**Problem description:** The exercise asks you to copy every line below in which "Other" appears.

━━━ Excerpted data

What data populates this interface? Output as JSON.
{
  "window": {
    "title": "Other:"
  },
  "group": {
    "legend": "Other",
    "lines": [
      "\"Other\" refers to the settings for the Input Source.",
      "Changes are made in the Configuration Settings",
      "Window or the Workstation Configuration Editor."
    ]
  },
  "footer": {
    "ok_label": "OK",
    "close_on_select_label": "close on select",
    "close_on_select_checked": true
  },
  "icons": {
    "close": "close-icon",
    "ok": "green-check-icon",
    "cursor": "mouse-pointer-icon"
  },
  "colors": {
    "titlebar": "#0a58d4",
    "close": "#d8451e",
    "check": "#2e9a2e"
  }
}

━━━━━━

**Written response:**
    "title": "Other:"
    "legend": "Other",
      "\"Other\" refers to the settings for the Input Source.",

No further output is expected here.